Throughout my life, I’ve noticed that my friends are often very surprised when they first meet my dad and hear his very thick Colombian accent and realize that this man is my father. My dad came to this country when he was 25 and had to learn English from scratch. While my dad did learn the language he was never concerned with perfecting it, he was satisfied just to understand and it comes out a lot in daily conversation.  My father pronounces his hellos like HAlo and in my house all spiders are girls. If you were to see a spider instead of saying let’s kill it, its let’s kill her because in Spanish words have gender. Stairs are pronounced estairs and if you want some fruit you could have some estrawberries. (in Spanish there is no “sss” sound just “es”) After dropping me off at school one day after receiving bad news he said very profoundly “When it pours it rains” It’s almost like his mind knows what the correct phrase is and then flips it just for fun.Yet this is the same voice that read to me Shel Silverstein growing up and without knowing that I would enjoy writing, gave me the nickname, Papelita (little paper) that he created because he liked how Danielle and Papel sounded together. He fed into my imagination and luckily I inherited his storyteller voice (without the accent) from years of listening to all of the stories he would tell me about his life in Colombia.

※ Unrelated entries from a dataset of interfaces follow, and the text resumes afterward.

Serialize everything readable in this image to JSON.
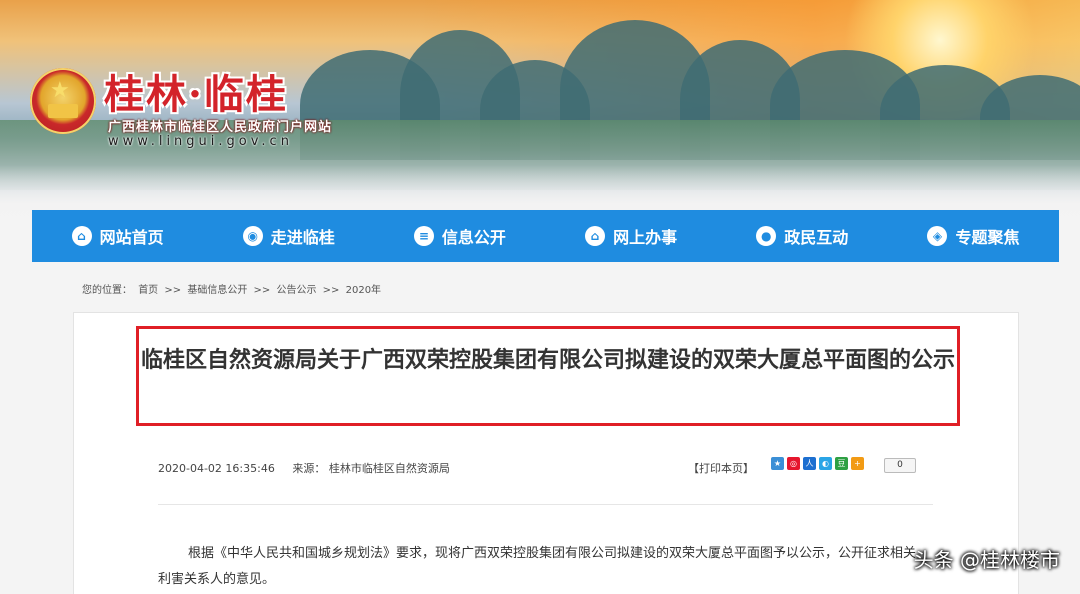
{
  "header": {
    "site_title": "桂林·临桂",
    "site_subtitle": "广西桂林市临桂区人民政府门户网站",
    "site_url": "www.lingui.gov.cn"
  },
  "nav": {
    "items": [
      {
        "label": "网站首页",
        "icon": "home-icon"
      },
      {
        "label": "走进临桂",
        "icon": "intro-icon"
      },
      {
        "label": "信息公开",
        "icon": "info-icon"
      },
      {
        "label": "网上办事",
        "icon": "service-icon"
      },
      {
        "label": "政民互动",
        "icon": "interaction-icon"
      },
      {
        "label": "专题聚焦",
        "icon": "topic-icon"
      }
    ]
  },
  "breadcrumb": {
    "prefix": "您的位置：",
    "items": [
      "首页",
      "基础信息公开",
      "公告公示",
      "2020年"
    ],
    "separator": ">>"
  },
  "article": {
    "title": "临桂区自然资源局关于广西双荣控股集团有限公司拟建设的双荣大厦总平面图的公示",
    "date": "2020-04-02 16:35:46",
    "source_label": "来源：",
    "source": "桂林市临桂区自然资源局",
    "print_label": "【打印本页】",
    "share_count": "0",
    "body": "根据《中华人民共和国城乡规划法》要求，现将广西双荣控股集团有限公司拟建设的双荣大厦总平面图予以公示，公开征求相关利害关系人的意见。"
  },
  "watermark": "头条 @桂林楼市",
  "colors": {
    "nav": "#1f8ce0",
    "title_box": "#e01f26",
    "site_title": "#d3232a"
  }
}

Due to my dad being such a big influence in my life, I immediately know what he is trying to say, even if it’s off. I remember over winter break, we were going somewhere and when we got out of the car my dad said: “Make sure you shut the window” at that moment I knew he meant car door even if he didn’t say it. So I shut the door without hesitation and we went on our way neither one of us acknowledging the correct term. My mind works quick to forge a connection, anything to grab onto so that we can be on the same page (so that we can both function as normal people). The only consequences are that when your brain prioritizes being on the same page, grammar gets thrown out the window. I don’t ever get tripped up by bad grammar and to me pretty much everything sounds right. Which is terrifying as an English major where intelligence is expressed through the sentence structure.

The other day my friends and I were joking about long distance relationships and I used the phrase “out of mind out of sight” to which my friend said, “what are you talking about Danielle?” It’s not the first time I’ve said something backward. My relationship with the English language is a very loose one, and I tend to disregard the rules as I go. It doesn’t help that growing up my dad would use the incorrect term for something that I thought was actually the word for it. For instance, I didn’t realize that a tablecloth could never be called a cover- even if its used to cover a table. When I write I fear my words are convoluted and what I say sounds stupid. My mom once read the first draft of  something I’ve written and said “this is why you check off the Latina box for applications” and whenever I missay phrases my first thought is “how could I make that mistake, I’m an idiot.”

Despite my grammatical errors, when it comes to creative writing I realized that I have an advantage in writing in the first person. If I write the way my character speaks I can convey a much stronger voice in the story than people who have trouble connecting to a character’s speaking tone. I think that over the years my struggle with grammar has humbled me, that I have to accept that I don’t have the same ability to write grammatically flawless work which can come effortlessly to others. It has been ingrained in my mind that to write is to rewrite and I can never afford to turn in something I wrote the day before. I’ve learned to endure the editing process (after I’m done staring in horror at all of the red and green lines across the word document) knowing that my work can be made better if I choose to work at it. Something that I may not have realized if my minimum effort allowed me to coast in my writing.